Your assignment => Could you output every record below exactly as it appears?

Extracted records =>

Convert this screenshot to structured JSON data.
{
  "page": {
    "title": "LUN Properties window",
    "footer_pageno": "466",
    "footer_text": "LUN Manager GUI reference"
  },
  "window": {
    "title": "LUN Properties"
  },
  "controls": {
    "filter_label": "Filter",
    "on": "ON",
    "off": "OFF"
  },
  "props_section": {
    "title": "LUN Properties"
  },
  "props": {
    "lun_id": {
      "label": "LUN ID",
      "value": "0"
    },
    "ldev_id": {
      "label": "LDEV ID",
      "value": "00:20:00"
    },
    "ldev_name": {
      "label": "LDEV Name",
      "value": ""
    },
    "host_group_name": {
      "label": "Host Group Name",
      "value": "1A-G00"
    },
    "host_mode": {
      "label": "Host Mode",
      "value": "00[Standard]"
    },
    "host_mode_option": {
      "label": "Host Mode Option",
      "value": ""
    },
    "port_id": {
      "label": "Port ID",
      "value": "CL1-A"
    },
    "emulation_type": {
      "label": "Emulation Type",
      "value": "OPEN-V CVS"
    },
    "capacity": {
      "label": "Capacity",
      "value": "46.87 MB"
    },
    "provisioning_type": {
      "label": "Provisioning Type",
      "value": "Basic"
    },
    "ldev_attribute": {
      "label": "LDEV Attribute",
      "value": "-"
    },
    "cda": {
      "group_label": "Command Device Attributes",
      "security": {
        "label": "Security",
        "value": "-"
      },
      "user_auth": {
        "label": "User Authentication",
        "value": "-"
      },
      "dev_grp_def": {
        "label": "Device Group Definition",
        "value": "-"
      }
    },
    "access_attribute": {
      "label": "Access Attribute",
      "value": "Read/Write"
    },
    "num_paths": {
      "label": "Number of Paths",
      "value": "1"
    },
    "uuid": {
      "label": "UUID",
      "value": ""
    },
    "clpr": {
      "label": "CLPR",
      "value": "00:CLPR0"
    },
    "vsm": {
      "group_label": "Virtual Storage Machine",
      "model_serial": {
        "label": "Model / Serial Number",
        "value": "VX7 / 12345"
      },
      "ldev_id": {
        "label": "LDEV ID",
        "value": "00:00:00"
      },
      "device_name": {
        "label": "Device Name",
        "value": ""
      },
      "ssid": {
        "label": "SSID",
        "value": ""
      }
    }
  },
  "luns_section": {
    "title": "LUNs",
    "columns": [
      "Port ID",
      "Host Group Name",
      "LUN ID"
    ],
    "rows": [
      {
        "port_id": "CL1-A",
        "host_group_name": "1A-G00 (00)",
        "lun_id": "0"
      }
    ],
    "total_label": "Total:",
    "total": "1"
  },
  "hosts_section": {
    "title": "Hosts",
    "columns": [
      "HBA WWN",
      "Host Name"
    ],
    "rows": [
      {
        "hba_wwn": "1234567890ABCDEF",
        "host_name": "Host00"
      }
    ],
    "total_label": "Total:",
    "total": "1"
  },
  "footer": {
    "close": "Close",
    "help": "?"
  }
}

Expected output =>
Convert this screenshot to structured JSON data.
{
  "page": {
    "title": "LUN Properties window",
    "footer_pageno": "466",
    "footer_text": "LUN Manager GUI reference"
  },
  "window": {
    "title": "LUN Properties"
  },
  "controls": {
    "filter_label": "Filter",
    "on": "ON",
    "off": "OFF"
  },
  "props_section": {
    "title": "LUN Properties"
  },
  "props": {
    "lun_id": {
      "label": "LUN ID",
      "value": "0"
    },
    "ldev_id": {
      "label": "LDEV ID",
      "value": "00:20:00"
    },
    "ldev_name": {
      "label": "LDEV Name",
      "value": ""
    },
    "host_group_name": {
      "label": "Host Group Name",
      "value": "1A-G00"
    },
    "host_mode": {
      "label": "Host Mode",
      "value": "00[Standard]"
    },
    "host_mode_option": {
      "label": "Host Mode Option",
      "value": ""
    },
    "port_id": {
      "label": "Port ID",
      "value": "CL1-A"
    },
    "emulation_type": {
      "label": "Emulation Type",
      "value": "OPEN-V CVS"
    },
    "capacity": {
      "label": "Capacity",
      "value": "46.87 MB"
    },
    "provisioning_type": {
      "label": "Provisioning Type",
      "value": "Basic"
    },
    "ldev_attribute": {
      "label": "LDEV Attribute",
      "value": "-"
    },
    "cda": {
      "group_label": "Command Device Attributes",
      "security": {
        "label": "Security",
        "value": "-"
      },
      "user_auth": {
        "label": "User Authentication",
        "value": "-"
      },
      "dev_grp_def": {
        "label": "Device Group Definition",
        "value": "-"
      }
    },
    "access_attribute": {
      "label": "Access Attribute",
      "value": "Read/Write"
    },
    "num_paths": {
      "label": "Number of Paths",
      "value": "1"
    },
    "uuid": {
      "label": "UUID",
      "value": ""
    },
    "clpr": {
      "label": "CLPR",
      "value": "00:CLPR0"
    },
    "vsm": {
      "group_label": "Virtual Storage Machine",
      "model_serial": {
        "label": "Model / Serial Number",
        "value": "VX7 / 12345"
      },
      "ldev_id": {
        "label": "LDEV ID",
        "value": "00:00:00"
      },
      "device_name": {
        "label": "Device Name",
        "value": ""
      },
      "ssid": {
        "label": "SSID",
        "value": ""
      }
    }
  },
  "luns_section": {
    "title": "LUNs",
    "columns": [
      "Port ID",
      "Host Group Name",
      "LUN ID"
    ],
    "rows": [
      {
        "port_id": "CL1-A",
        "host_group_name": "1A-G00 (00)",
        "lun_id": "0"
      }
    ],
    "total_label": "Total:",
    "total": "1"
  },
  "hosts_section": {
    "title": "Hosts",
    "columns": [
      "HBA WWN",
      "Host Name"
    ],
    "rows": [
      {
        "hba_wwn": "1234567890ABCDEF",
        "host_name": "Host00"
      }
    ],
    "total_label": "Total:",
    "total": "1"
  },
  "footer": {
    "close": "Close",
    "help": "?"
  }
}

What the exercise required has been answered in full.